For photographers, the first few months of the year are typically very slow. This can be frustrating and, well, really disheartening.
What if you were so busy this year that you didn’t plan for the slow season? What if you find yourself in mid-January with an empty calendar?
Below are a few ways to plan accordingly and suggestions to make it through the slow season without losing your mind!
Look at the seasonality of your business. When do you find business slowing down? Consider adding sessions that will appeal to your clients to soften the seasonality.
If you’re a mini session photographer, try adding year-round mini sessions. Even if you aren’t a mini session photographer, this type of photoshoot can help you drum up business during the slow season.
Mini sessions are shorter shoots that produce fewer final images at a more affordable rate. You can book several shoots back-to-back, completing several shoots at one location in one day. With fun themes and creative marketing, you can use mini photo sessions to increase bookings when business is slow.
For example in January, offer sparkler minis or New Year’s baby minis. In February, offer Valentine’s Day mini sessions, followed by spring-themed garden center minis in March. Check out our 12 Months of Mini Sessions Calendar for more fun ideas!
If you are interested in more information check out our ebook, Mini Session 101,
When you need to increase bookings fast, there are several powerful marketing strategies you can use, including:
For in-depth information and advice about these strategies, read our post How to Book Clients for This Weekend.
And whatever you do, don’t give in to the temptation to discount your rates. Discounts undervalue your work and can lead to confusion about your pricing, encouraging clients to haggle or question your prices later. In addition, if you offer frequent discounts, some clients may even wait to book sessions because they expect you to offer lower prices in the future.
Extra free time isn’t always a bad thing! So take advantage of the opportunity to review the last year of your business.
Start by reflecting on everything you’ve achieved. Make a list of all your accomplishments. This will give you encouragement and a confidence boost if you start feeling down during the slow season. Plus, you can get ideas and inspiration for the year to come!

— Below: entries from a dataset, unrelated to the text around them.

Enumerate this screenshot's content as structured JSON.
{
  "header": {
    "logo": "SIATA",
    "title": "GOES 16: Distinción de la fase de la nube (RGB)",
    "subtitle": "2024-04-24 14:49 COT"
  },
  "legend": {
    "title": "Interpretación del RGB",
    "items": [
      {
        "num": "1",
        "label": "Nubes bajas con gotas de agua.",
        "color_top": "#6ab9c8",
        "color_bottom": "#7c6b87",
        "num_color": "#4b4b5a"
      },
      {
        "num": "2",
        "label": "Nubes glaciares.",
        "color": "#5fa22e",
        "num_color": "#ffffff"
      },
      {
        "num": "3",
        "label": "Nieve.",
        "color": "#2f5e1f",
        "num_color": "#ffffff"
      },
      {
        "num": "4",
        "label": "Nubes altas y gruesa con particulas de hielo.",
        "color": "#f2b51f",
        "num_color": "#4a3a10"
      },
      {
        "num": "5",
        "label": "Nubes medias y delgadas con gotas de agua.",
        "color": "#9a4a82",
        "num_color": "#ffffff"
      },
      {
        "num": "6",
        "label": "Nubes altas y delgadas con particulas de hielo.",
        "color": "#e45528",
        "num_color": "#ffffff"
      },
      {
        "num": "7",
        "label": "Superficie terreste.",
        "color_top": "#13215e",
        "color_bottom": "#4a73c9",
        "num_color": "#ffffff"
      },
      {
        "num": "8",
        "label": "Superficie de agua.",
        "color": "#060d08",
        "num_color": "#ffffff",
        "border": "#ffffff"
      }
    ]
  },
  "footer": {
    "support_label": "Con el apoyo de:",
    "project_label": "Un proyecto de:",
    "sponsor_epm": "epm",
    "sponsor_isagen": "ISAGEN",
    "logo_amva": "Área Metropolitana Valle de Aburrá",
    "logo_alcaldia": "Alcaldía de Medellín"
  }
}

Next, look for ways to improve in the year ahead. What sold well and what didn’t? Are there any processes you can manage more efficiently? How can you improve your marketing and client communication? Review your photography as well. Do you need to improve certain aspects of your work?

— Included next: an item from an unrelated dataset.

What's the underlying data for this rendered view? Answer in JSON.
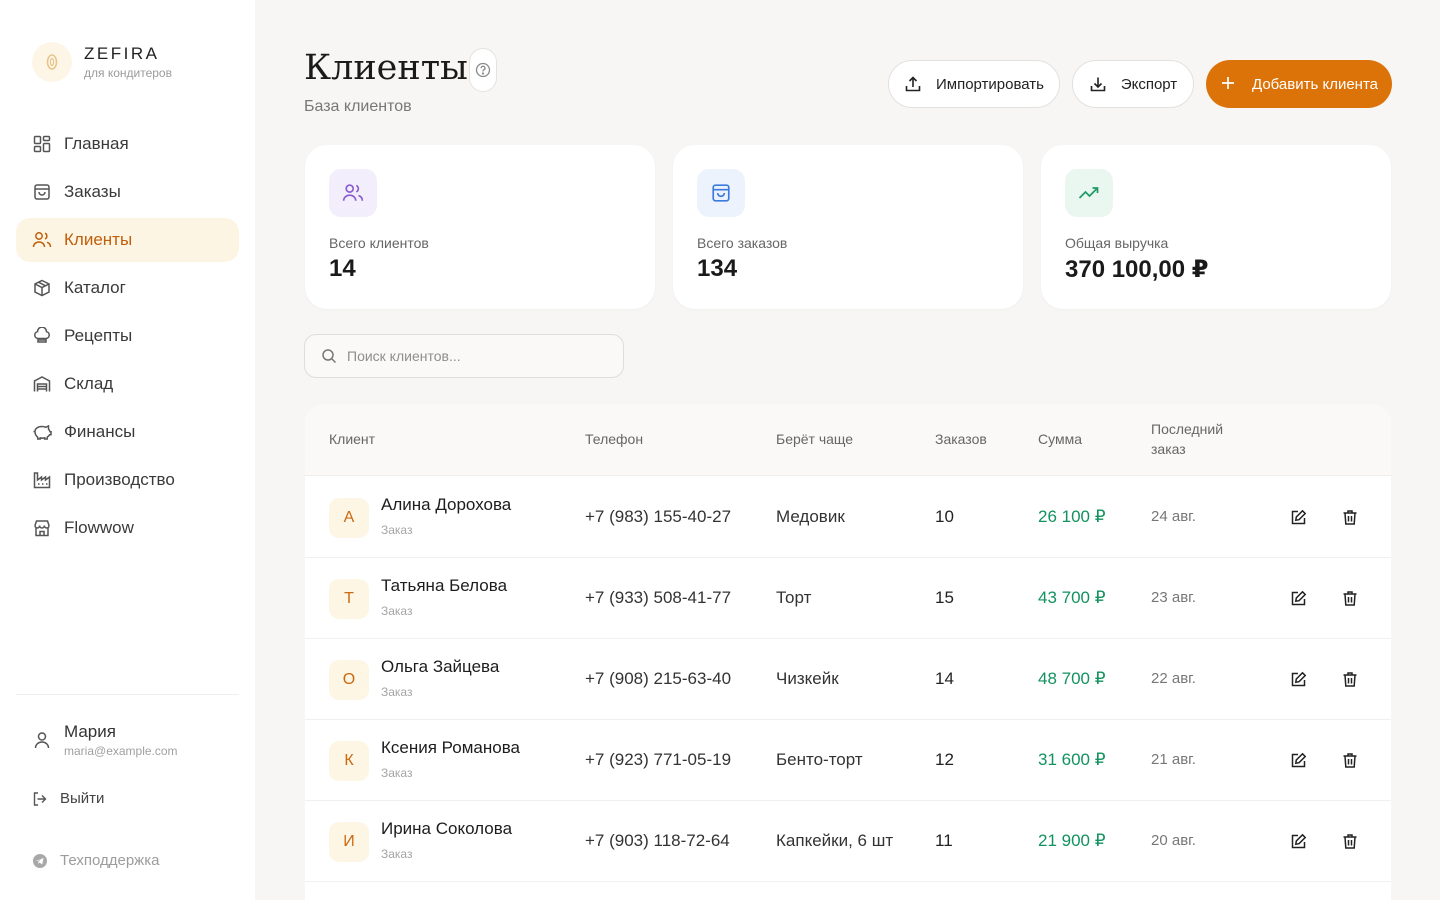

It’s a great idea to review your business annually. Take stock of what you’re doing well and what areas can be improved upon. This way, you’ll go into the new year with clear ideas about how to continue growing your business.
After reviewing your business, it’s time to set goals for the new year. Break your goals into three areas: Professional, Personal, and Financial.
Think about what you would like to achieve with your business. What should you focus on to continue growing?
Personal goals are equally important because it’s easy to feel overwhelmed, overworked, and exhausted when running a small business. Think about your ideal schedule, how you’d like to manage seasonality in the future, and whether you’re clear on your boundaries. Consider connecting with the local photography community or other small businesses so you have a like-minded support system to talk shop with.
Suppose you haven’t nailed down your pricing, mastered some of your financial goals, or created a financial system for your photography business. In that case, financial goal setting should also be a major priority. Make sure you’re legally set up correctly. Review your income for the year and brainstorm strategies to increase revenue.
Make sure every goal you set is both manageable and measurable. Start with a big vision, then break it down into the smaller steps you must accomplish along the way.
The slow season is a tough time for photographers. Brainstorm engaging, non-seasonal sessions you can add to increase bookings and revenue while business is slow. Use marketing best practices like including an urgent call-to-action, making it quick and easy to book, and including high-quality images. Leverage email, social media, paid ads, and word-of-mouth to reach more people.
If business is still a bit slow, take advantage of the extra time to review the last year of your business to set strategic goals for the year ahead. We’re often so caught up in the day-to-day frenzy of running a small business that strategizing slips off the radar. The slow season is an excellent time to analyze what you’ve done so far, what you should continue doing, and what you’d like to improve on for the future.
If you didn’t plan for this slow season, consider how you can manage better next time around. Make sure to budget and save and plan strategies to book sessions in advance for your slowest months.
Before you know it, business will be booming once again. By using your slow season to strategize and set goals, you’ll be ready to handle all seasons successfully!